- Task statement: Which of the lines in the listing that follows hold "name"? Pull each one out.

- Information supplied:
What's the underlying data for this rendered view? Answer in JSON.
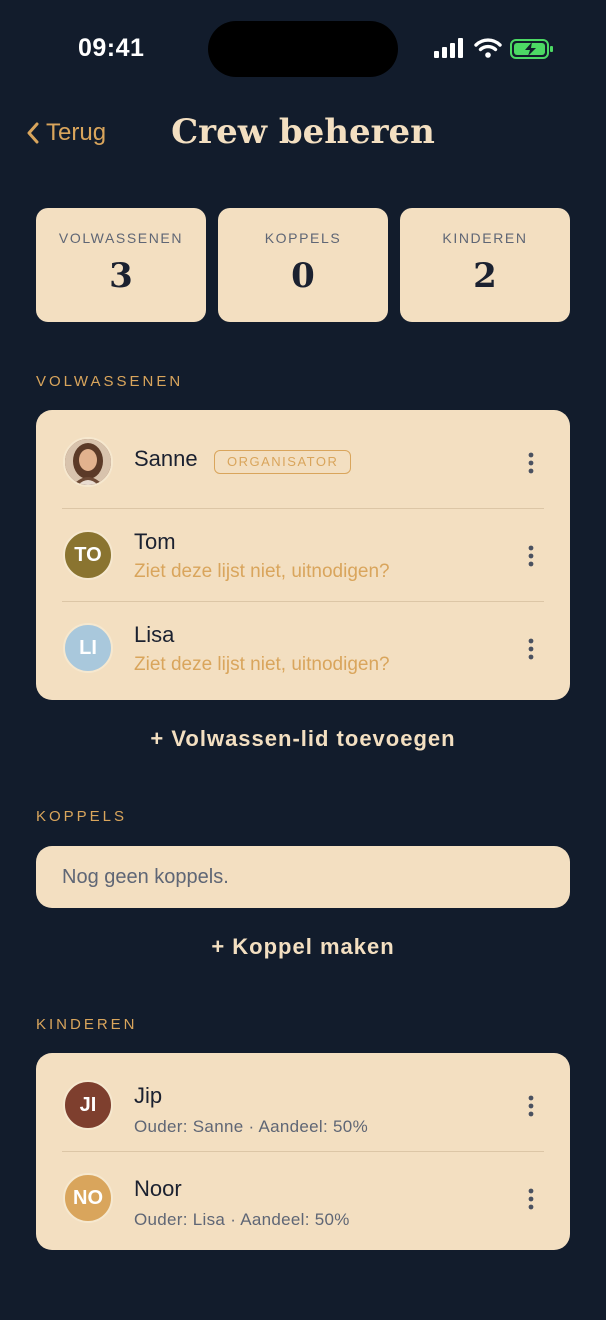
{
  "status_bar": {
    "time": "09:41"
  },
  "nav": {
    "back_label": "Terug",
    "title": "Crew beheren"
  },
  "stats": [
    {
      "label": "VOLWASSENEN",
      "value": "3"
    },
    {
      "label": "KOPPELS",
      "value": "0"
    },
    {
      "label": "KINDEREN",
      "value": "2"
    }
  ],
  "adults": {
    "heading": "VOLWASSENEN",
    "members": [
      {
        "name": "Sanne",
        "badge": "ORGANISATOR"
      },
      {
        "name": "Tom",
        "initials": "TO",
        "note": "Ziet deze lijst niet, uitnodigen?",
        "color": "#8a7430"
      },
      {
        "name": "Lisa",
        "initials": "LI",
        "note": "Ziet deze lijst niet, uitnodigen?",
        "color": "#a9c8dc"
      }
    ],
    "add_label": "+ Volwassen-lid toevoegen"
  },
  "couples": {
    "heading": "KOPPELS",
    "empty_text": "Nog geen koppels.",
    "add_label": "+ Koppel maken"
  },
  "children": {
    "heading": "KINDEREN",
    "members": [
      {
        "name": "Jip",
        "initials": "JI",
        "details": "Ouder: Sanne · Aandeel: 50%",
        "color": "#7e3f2e"
      },
      {
        "name": "Noor",
        "initials": "NO",
        "details": "Ouder: Lisa · Aandeel: 50%",
        "color": "#d9a55c"
      }
    ]
  },
  "colors": {
    "background": "#121c2c",
    "card": "#f3dfc1",
    "accent": "#d9a55c"
  }
}
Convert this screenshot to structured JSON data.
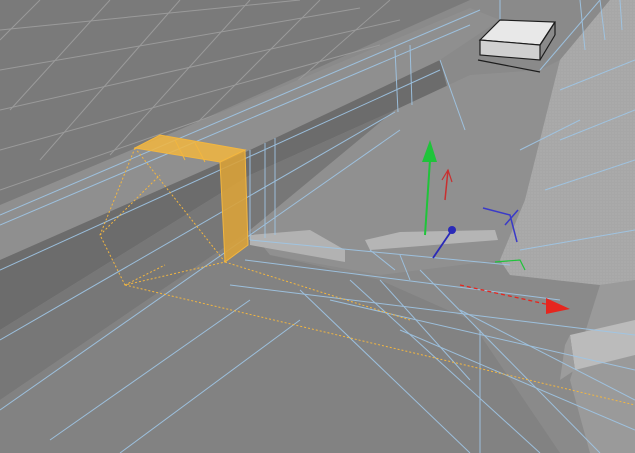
{
  "viewport": {
    "view": "perspective",
    "colors": {
      "background": "#878787",
      "floor_dark": "#6e6e6e",
      "floor_mid": "#7b7b7b",
      "grid_line": "#9a9a9a",
      "wire_blue": "#9fc6e6",
      "wire_blue_soft": "#a9cfee",
      "selection_orange": "#f2b640",
      "selection_fill": "#d9a23a",
      "black_wire": "#1d1d1d",
      "axis_y": "#1fc43a",
      "axis_x": "#e6261e",
      "axis_z": "#2a2ab8",
      "wall_light": "#a9a9a9",
      "wall_top": "#9a9a9a"
    }
  },
  "gizmo": {
    "icon": "move-tool-gizmo-icon",
    "axes": [
      "y-axis-arrow-icon",
      "x-axis-arrow-icon",
      "z-axis-arrow-icon"
    ]
  },
  "selection": {
    "icon": "selected-mesh-highlight"
  }
}
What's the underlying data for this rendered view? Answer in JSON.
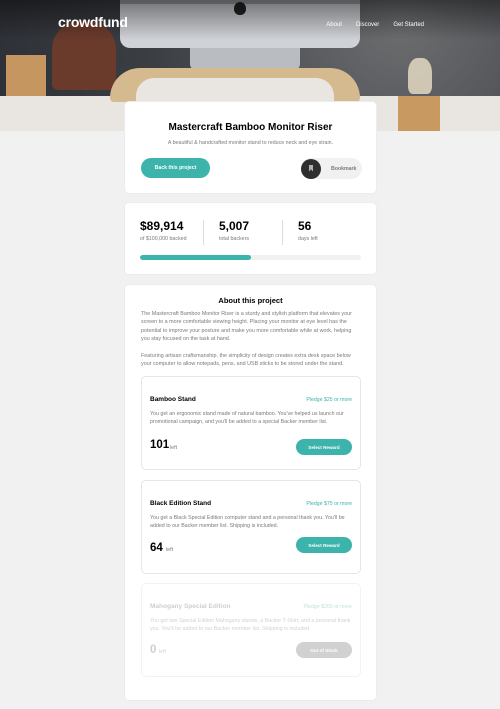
{
  "header": {
    "logo": "crowdfund",
    "nav": [
      "About",
      "Discover",
      "Get Started"
    ]
  },
  "intro": {
    "title": "Mastercraft Bamboo Monitor Riser",
    "description": "A beautiful & handcrafted monitor stand to reduce neck and eye strain.",
    "back_button": "Back this project",
    "bookmark_label": "Bookmark"
  },
  "stats": {
    "backed_amount": "$89,914",
    "backed_label": "of $100,000 backed",
    "backers": "5,007",
    "backers_label": "total backers",
    "days": "56",
    "days_label": "days left",
    "progress_fraction": 0.5
  },
  "about": {
    "title": "About this project",
    "p1": "The Mastercraft Bamboo Monitor Riser is a sturdy and stylish platform that elevates your screen to a more comfortable viewing height. Placing your monitor at eye level has the potential to improve your posture and make you more comfortable while at work, helping you stay focused on the task at hand.",
    "p2": "Featuring artisan craftsmanship, the simplicity of design creates extra desk space below your computer to allow notepads, pens, and USB sticks to be stored under the stand."
  },
  "pledges": [
    {
      "title": "Bamboo Stand",
      "min": "Pledge $25 or more",
      "text": "You get an ergonomic stand made of natural bamboo. You've helped us launch our promotional campaign, and you'll be added to a special Backer member list.",
      "count": "101",
      "left_label": "left",
      "button": "Select Reward"
    },
    {
      "title": "Black Edition Stand",
      "min": "Pledge $75 or more",
      "text": "You get a Black Special Edition computer stand and a personal thank you. You'll be added to our Backer member list. Shipping is included.",
      "count": "64",
      "left_label": "left",
      "button": "Select Reward"
    },
    {
      "title": "Mahogany Special Edition",
      "min": "Pledge $200 or more",
      "text": "You get two Special Edition Mahogany stands, a Backer T-Shirt, and a personal thank you. You'll be added to our Backer member list. Shipping is included.",
      "count": "0",
      "left_label": "left",
      "button": "Out of Stock"
    }
  ],
  "colors": {
    "accent": "#3cb3ab",
    "accent_dark": "#147b74",
    "background": "#f1f1f1"
  }
}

- Written response:
        "name": "Sanne",
        "name": "Tom",
        "name": "Lisa",
        "name": "Jip",
        "name": "Noor",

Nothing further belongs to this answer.